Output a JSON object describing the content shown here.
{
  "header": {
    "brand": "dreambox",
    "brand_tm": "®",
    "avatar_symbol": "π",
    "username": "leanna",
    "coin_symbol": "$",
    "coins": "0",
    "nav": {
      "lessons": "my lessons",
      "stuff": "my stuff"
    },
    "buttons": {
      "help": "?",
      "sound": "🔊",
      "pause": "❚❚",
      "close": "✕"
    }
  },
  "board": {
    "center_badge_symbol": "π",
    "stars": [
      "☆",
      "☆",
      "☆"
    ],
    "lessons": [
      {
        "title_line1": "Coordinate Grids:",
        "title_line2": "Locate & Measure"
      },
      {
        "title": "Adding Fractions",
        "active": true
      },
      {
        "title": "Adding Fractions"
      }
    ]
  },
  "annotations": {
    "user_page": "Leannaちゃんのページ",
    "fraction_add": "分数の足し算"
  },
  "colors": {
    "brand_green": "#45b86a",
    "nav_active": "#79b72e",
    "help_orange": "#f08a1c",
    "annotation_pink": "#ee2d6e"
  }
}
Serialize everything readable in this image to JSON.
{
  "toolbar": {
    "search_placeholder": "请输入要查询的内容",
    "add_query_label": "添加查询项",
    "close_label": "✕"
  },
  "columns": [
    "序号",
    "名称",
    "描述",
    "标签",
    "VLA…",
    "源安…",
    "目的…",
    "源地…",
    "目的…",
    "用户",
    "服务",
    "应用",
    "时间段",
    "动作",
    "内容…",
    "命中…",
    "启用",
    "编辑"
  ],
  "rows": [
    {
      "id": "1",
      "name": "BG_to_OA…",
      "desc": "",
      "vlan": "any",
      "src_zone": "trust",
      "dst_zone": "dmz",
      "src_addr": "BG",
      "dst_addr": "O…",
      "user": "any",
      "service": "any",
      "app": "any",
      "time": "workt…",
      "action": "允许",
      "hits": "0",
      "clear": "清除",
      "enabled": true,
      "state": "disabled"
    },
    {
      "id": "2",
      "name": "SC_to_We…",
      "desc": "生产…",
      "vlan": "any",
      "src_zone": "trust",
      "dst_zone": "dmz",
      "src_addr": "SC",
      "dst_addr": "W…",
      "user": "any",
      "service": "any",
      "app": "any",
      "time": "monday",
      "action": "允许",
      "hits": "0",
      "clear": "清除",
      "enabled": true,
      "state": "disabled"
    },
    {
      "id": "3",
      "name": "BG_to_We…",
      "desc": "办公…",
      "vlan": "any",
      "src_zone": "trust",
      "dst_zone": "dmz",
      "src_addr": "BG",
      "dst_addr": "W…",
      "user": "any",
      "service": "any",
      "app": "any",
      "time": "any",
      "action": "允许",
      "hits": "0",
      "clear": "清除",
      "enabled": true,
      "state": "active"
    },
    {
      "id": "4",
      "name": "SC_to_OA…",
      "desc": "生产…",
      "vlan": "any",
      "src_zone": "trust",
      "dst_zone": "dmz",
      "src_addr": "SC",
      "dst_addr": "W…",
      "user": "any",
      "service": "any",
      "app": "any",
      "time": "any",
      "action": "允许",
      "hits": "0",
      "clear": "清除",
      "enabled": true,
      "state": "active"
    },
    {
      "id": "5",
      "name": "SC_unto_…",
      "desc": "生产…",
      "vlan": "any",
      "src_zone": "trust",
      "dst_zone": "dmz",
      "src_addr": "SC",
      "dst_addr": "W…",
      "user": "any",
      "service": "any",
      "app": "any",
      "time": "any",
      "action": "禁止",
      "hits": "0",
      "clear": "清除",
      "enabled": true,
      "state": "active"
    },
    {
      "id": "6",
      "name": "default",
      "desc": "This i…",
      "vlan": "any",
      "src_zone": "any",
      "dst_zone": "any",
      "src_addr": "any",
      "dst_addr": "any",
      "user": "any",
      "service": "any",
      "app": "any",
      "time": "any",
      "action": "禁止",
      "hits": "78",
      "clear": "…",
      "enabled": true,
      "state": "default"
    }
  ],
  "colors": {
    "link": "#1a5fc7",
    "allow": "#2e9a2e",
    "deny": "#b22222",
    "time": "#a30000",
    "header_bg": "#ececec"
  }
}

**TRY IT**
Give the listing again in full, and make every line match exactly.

**SOLUTION BELOW**
Output a JSON object describing the content shown here.
{
  "header": {
    "brand": "dreambox",
    "brand_tm": "®",
    "avatar_symbol": "π",
    "username": "leanna",
    "coin_symbol": "$",
    "coins": "0",
    "nav": {
      "lessons": "my lessons",
      "stuff": "my stuff"
    },
    "buttons": {
      "help": "?",
      "sound": "🔊",
      "pause": "❚❚",
      "close": "✕"
    }
  },
  "board": {
    "center_badge_symbol": "π",
    "stars": [
      "☆",
      "☆",
      "☆"
    ],
    "lessons": [
      {
        "title_line1": "Coordinate Grids:",
        "title_line2": "Locate & Measure"
      },
      {
        "title": "Adding Fractions",
        "active": true
      },
      {
        "title": "Adding Fractions"
      }
    ]
  },
  "annotations": {
    "user_page": "Leannaちゃんのページ",
    "fraction_add": "分数の足し算"
  },
  "colors": {
    "brand_green": "#45b86a",
    "nav_active": "#79b72e",
    "help_orange": "#f08a1c",
    "annotation_pink": "#ee2d6e"
  }
}
Serialize everything readable in this image to JSON.
{
  "toolbar": {
    "search_placeholder": "请输入要查询的内容",
    "add_query_label": "添加查询项",
    "close_label": "✕"
  },
  "columns": [
    "序号",
    "名称",
    "描述",
    "标签",
    "VLA…",
    "源安…",
    "目的…",
    "源地…",
    "目的…",
    "用户",
    "服务",
    "应用",
    "时间段",
    "动作",
    "内容…",
    "命中…",
    "启用",
    "编辑"
  ],
  "rows": [
    {
      "id": "1",
      "name": "BG_to_OA…",
      "desc": "",
      "vlan": "any",
      "src_zone": "trust",
      "dst_zone": "dmz",
      "src_addr": "BG",
      "dst_addr": "O…",
      "user": "any",
      "service": "any",
      "app": "any",
      "time": "workt…",
      "action": "允许",
      "hits": "0",
      "clear": "清除",
      "enabled": true,
      "state": "disabled"
    },
    {
      "id": "2",
      "name": "SC_to_We…",
      "desc": "生产…",
      "vlan": "any",
      "src_zone": "trust",
      "dst_zone": "dmz",
      "src_addr": "SC",
      "dst_addr": "W…",
      "user": "any",
      "service": "any",
      "app": "any",
      "time": "monday",
      "action": "允许",
      "hits": "0",
      "clear": "清除",
      "enabled": true,
      "state": "disabled"
    },
    {
      "id": "3",
      "name": "BG_to_We…",
      "desc": "办公…",
      "vlan": "any",
      "src_zone": "trust",
      "dst_zone": "dmz",
      "src_addr": "BG",
      "dst_addr": "W…",
      "user": "any",
      "service": "any",
      "app": "any",
      "time": "any",
      "action": "允许",
      "hits": "0",
      "clear": "清除",
      "enabled": true,
      "state": "active"
    },
    {
      "id": "4",
      "name": "SC_to_OA…",
      "desc": "生产…",
      "vlan": "any",
      "src_zone": "trust",
      "dst_zone": "dmz",
      "src_addr": "SC",
      "dst_addr": "W…",
      "user": "any",
      "service": "any",
      "app": "any",
      "time": "any",
      "action": "允许",
      "hits": "0",
      "clear": "清除",
      "enabled": true,
      "state": "active"
    },
    {
      "id": "5",
      "name": "SC_unto_…",
      "desc": "生产…",
      "vlan": "any",
      "src_zone": "trust",
      "dst_zone": "dmz",
      "src_addr": "SC",
      "dst_addr": "W…",
      "user": "any",
      "service": "any",
      "app": "any",
      "time": "any",
      "action": "禁止",
      "hits": "0",
      "clear": "清除",
      "enabled": true,
      "state": "active"
    },
    {
      "id": "6",
      "name": "default",
      "desc": "This i…",
      "vlan": "any",
      "src_zone": "any",
      "dst_zone": "any",
      "src_addr": "any",
      "dst_addr": "any",
      "user": "any",
      "service": "any",
      "app": "any",
      "time": "any",
      "action": "禁止",
      "hits": "78",
      "clear": "…",
      "enabled": true,
      "state": "default"
    }
  ],
  "colors": {
    "link": "#1a5fc7",
    "allow": "#2e9a2e",
    "deny": "#b22222",
    "time": "#a30000",
    "header_bg": "#ececec"
  }
}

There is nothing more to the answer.